A Barnacle Goose showed up in Ottawa earlier this year, although at first I didn’t pay much attention to the reports. It was observed along the Rideau River between Hurdman and Billings Bridge on May 28th and 29th, and if I had been working downtown at the time – only a short train ride from Hurdman – I might have gone to chase it, despite the concerns about the bird’s lineage. The thought at the time was that it might have had some Canada Goose ancestry, and Billings Bridge was too far out of my way to chase a bird that might or might be countable on a work day. The bird disappeared for a while, then showed up again in the west end on June 23rd – this time at Nortel Marsh – before spending the first week of July at Wesley Clover Parks just off of Corkstown Road.
Then, on August 1st, it showed up at the Kanata Recreation Complex near the corner of Terry Fox and Hazeldean Road. That was much closer to home, so the following day I headed out there at lunch to see if I could spot it. There are a few ball fields that the Canada Geese and Ring-billed Gulls like to hang out on, and my plan was to scan the flocks of Canada Geese in the hopes of finding a smaller, darker goose with a white face among them.
It was raining steadily when I left, but when I arrived at the KRC parking lot the rain had turned into a downpour. Plan B was to park as close to the fields as possible and scan the geese from my car, hoping that the rain would let up by the time I found it – assuming it was still there to be found. This wouldn’t be the first Barnacle Goose I’ve seen, though it would be the first one I could count on my life list; back in 2013 while my mother and I were in the Point Pelee area we stopped in at the Jack Miner Bird Sanctuary where one was kept in captivity.
There were some geese grazing on the field, but I did not see any smaller geese among them.

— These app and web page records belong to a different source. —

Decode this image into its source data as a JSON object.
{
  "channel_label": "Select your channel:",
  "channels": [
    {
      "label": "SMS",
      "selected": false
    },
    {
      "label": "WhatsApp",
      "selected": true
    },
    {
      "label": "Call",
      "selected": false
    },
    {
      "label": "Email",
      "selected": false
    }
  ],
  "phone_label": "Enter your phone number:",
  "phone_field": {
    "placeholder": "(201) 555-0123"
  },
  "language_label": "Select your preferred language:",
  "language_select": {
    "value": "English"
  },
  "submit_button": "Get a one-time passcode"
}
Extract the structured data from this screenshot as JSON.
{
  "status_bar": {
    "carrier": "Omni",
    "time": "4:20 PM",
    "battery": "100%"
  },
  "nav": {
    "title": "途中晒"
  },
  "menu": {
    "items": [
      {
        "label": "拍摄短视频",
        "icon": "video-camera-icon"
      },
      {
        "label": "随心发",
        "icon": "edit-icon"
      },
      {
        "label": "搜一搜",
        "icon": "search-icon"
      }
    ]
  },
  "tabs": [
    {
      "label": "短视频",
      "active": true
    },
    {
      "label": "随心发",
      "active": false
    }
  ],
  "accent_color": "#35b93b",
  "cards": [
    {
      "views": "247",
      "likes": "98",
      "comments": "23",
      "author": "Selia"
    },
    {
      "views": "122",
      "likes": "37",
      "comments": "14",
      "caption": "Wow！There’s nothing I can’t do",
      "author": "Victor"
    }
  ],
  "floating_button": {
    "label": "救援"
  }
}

The rain showed no signs of letting up, so I decided to wait another 15 minutes and then grab my umbrella and go for a walk. Not five minutes later I looked up to see a flock of about ten Canada Geese right strolling down Terry Fox Drive near the entrance to the park. They crossed the road, heading south toward Hazeldean, and I did a double take when I saw the Barnacle Goose among them! I drove forward to get as close as possible to the entrance, then got out with my umbrella and camera.
A soon as the geese finished crossing the road they began grazing on the grass right next to the sidewalk. I edged closer with my umbrella and camera, and was thrilled when I was able to get close enough for some better-than-record shots.
Barnacle Geese breed in the European Arctic (including Greenland), but sometimes end up in eastern North America as vagrants during the winter or in migration. However, because they are often kept in captivity, determining the origins of any goose can be difficult. Indeed, the Ontario Bird Records Committee has traditionally assumed all Barnacle Geese observed in the province to be escaped birds unless they could be proven as wild; before 2015, the only accepted record was that of a bird shot in the United Counties of Prescott and Russell in 2005, as that bird was wearing a leg band showing it had been banded in Islay, Scotland in 2004 – a place where Barnacle Geese from Greenland are known to overwinter.
This was an immature bird, and some of the plumage details pointing to distant Canada Goose ancestry included too much white in the face, black lores that were much narrower than those seen in pure European Barnacle Geese, a long bill, and buffy flanks rather than white. In addition, the fact that it has been here since May instead of moving on also points to a bird that may not be of wild origins. Of the three previous summer records in Ontario, all have been one-day wonders. Historically, only a few birds arriving in autumn and winter have stayed for more than a week. Be that as it may, I thought it was a very handsome goose, and planned on counting it for my year list even if the OBRC determined that it was not in fact countable.
This was bird no. 172 on my Ottawa year list, and I was not sure whether I would go see it again. It disappeared again for another two months after its five-day visit with the KRC Canada Geese, and then was reported at Andrew Haydon Park on October 10th. I was at Shirley’s Bay when the RBA came in, and decided to drive over to see it again. The Barnacle Goose was swimming on the river in the western bay fairly close to shore, but when I tried to take some photos my camera battery was dead! It showed no signs of restlessness, so I decided to return home and get my spare battery, charging it in the car on the way back. Fortunately the goose was still there when I returned, and the second battery was working.
Given the facial pattern – especially the thin black lores – it is believed to be the same goose seen over the summer, now in full breeding plumage. The black cap was now solid, and the wings showed a beautiful black and gray barring that contrasted handsomely with the gray and white belly. Like other geese, males and females look alike, so it is not possible to determine the bird’s sex.
Although I rarely chase rarities (especially if they are more than a 15-minute drive), I’m glad I chased this one. There are very few opportunities for me to get life birds in Ottawa any more, and this one brought my life list up to 541 species worldwide. It was a beautiful bird well worth seeing in the wild, and I am fortunate that it stuck around long enough for me to see it twice!